### Exercise details
Wherever the string "error" appears in the records, return the line that holds it.

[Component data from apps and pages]
──────────────────────────────

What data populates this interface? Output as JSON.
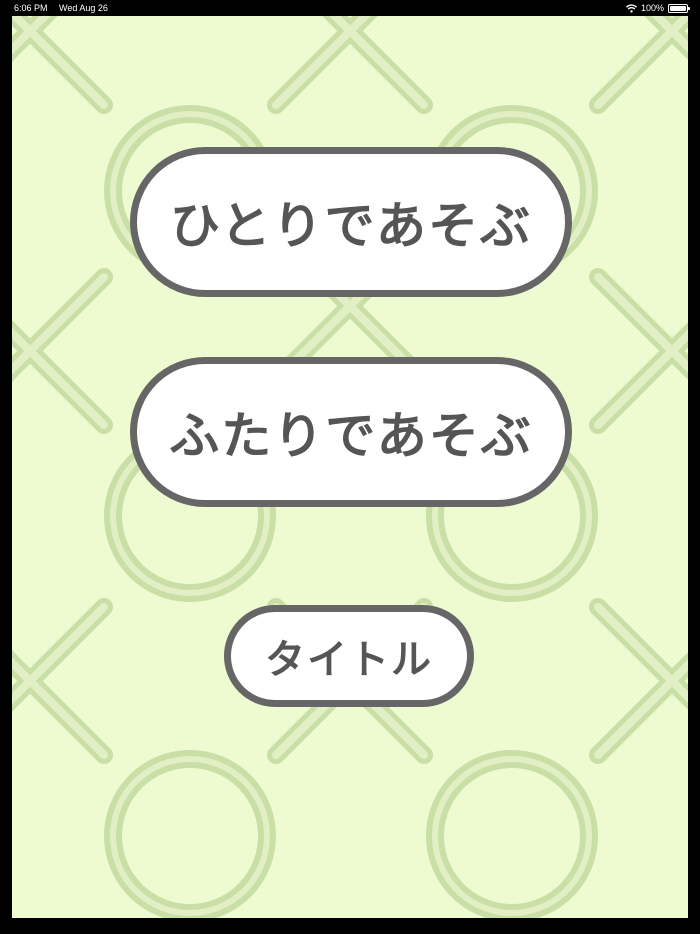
{
  "status_bar": {
    "time": "6:06 PM",
    "date": "Wed Aug 26",
    "battery": "100%",
    "wifi_icon": "wifi-icon",
    "battery_icon": "battery-icon"
  },
  "menu": {
    "single_player": "ひとりであそぶ",
    "two_player": "ふたりであそぶ",
    "title": "タイトル"
  },
  "colors": {
    "background": "#eefbd0",
    "pattern": "#c9dfa6",
    "button_fill": "#ffffff",
    "button_border": "#666666",
    "button_text": "#555555"
  }
}
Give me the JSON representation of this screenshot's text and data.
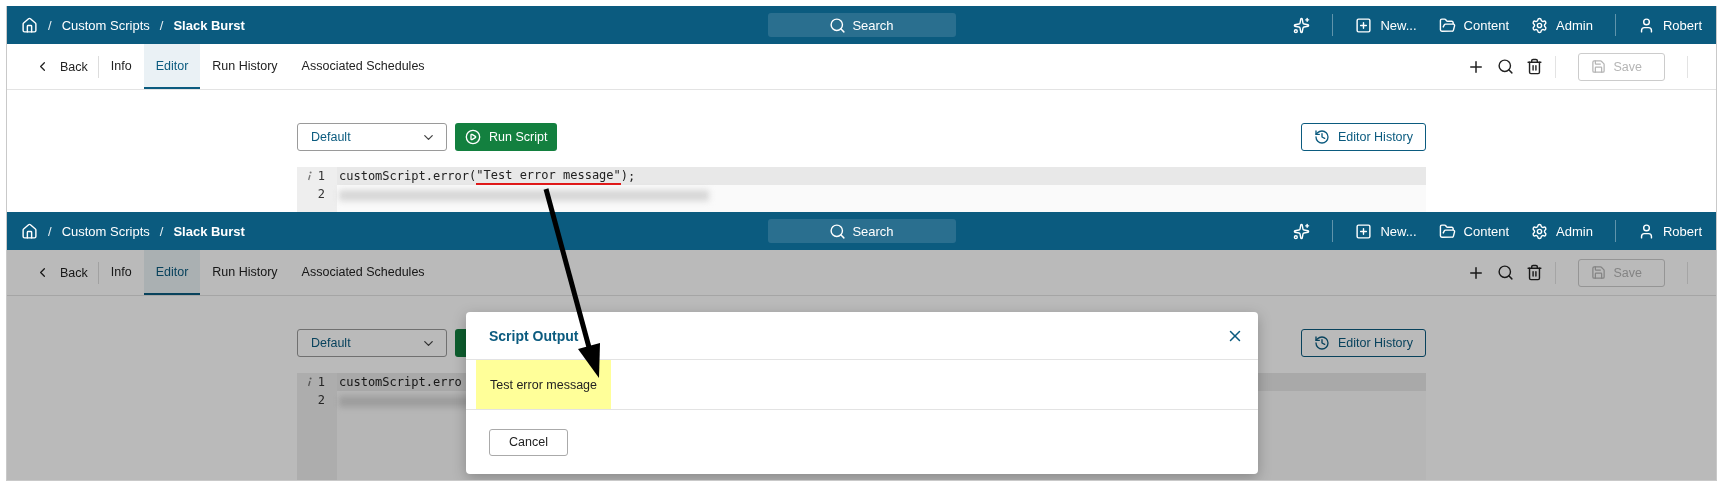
{
  "screens": [
    {
      "breadcrumbs": [
        "Custom Scripts",
        "Slack Burst"
      ],
      "breadcrumb_separator": "/",
      "search": {
        "placeholder": "Search"
      },
      "nav": [
        {
          "kind": "new",
          "label": "New..."
        },
        {
          "kind": "content",
          "label": "Content"
        },
        {
          "kind": "admin",
          "label": "Admin"
        },
        {
          "kind": "user",
          "label": "Robert"
        }
      ],
      "back": "Back",
      "tabs": [
        {
          "label": "Info",
          "selected": false
        },
        {
          "label": "Editor",
          "selected": true
        },
        {
          "label": "Run History",
          "selected": false
        },
        {
          "label": "Associated Schedules",
          "selected": false
        }
      ],
      "save": {
        "label": "Save",
        "disabled": true
      },
      "script_select": {
        "value": "Default"
      },
      "run_button": "Run Script",
      "history_button": "Editor History",
      "code_lines": [
        {
          "number": "1",
          "active": true,
          "tokens": [
            {
              "text": "customScript.error(",
              "underlined": false
            },
            {
              "text": "\"Test error message\"",
              "underlined": true
            },
            {
              "text": ");",
              "underlined": false
            }
          ]
        },
        {
          "number": "2",
          "active": false,
          "redacted": true
        }
      ],
      "dimmed": false
    },
    {
      "breadcrumbs": [
        "Custom Scripts",
        "Slack Burst"
      ],
      "search": {
        "placeholder": "Search"
      },
      "nav": [
        {
          "kind": "new",
          "label": "New..."
        },
        {
          "kind": "content",
          "label": "Content"
        },
        {
          "kind": "admin",
          "label": "Admin"
        },
        {
          "kind": "user",
          "label": "Robert"
        }
      ],
      "back": "Back",
      "tabs": [
        {
          "label": "Info",
          "selected": false
        },
        {
          "label": "Editor",
          "selected": true
        },
        {
          "label": "Run History",
          "selected": false
        },
        {
          "label": "Associated Schedules",
          "selected": false
        }
      ],
      "save": {
        "label": "Save",
        "disabled": true
      },
      "script_select": {
        "value": "Default"
      },
      "history_button": "Editor History",
      "code_lines": [
        {
          "number": "1",
          "active": true,
          "tokens": [
            {
              "text": "customScript.erro",
              "underlined": false
            }
          ]
        },
        {
          "number": "2",
          "active": false,
          "redacted": true
        }
      ],
      "dimmed": true,
      "breadcrumb_separator": "/",
      "dialog": {
        "title": "Script Output",
        "message": "Test error message",
        "highlighted": true,
        "cancel": "Cancel"
      }
    }
  ],
  "arrow": true
}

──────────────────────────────

### Response below
              "text": "customScript.error(",
              "text": "\"Test error message\"",
        "message": "Test error message",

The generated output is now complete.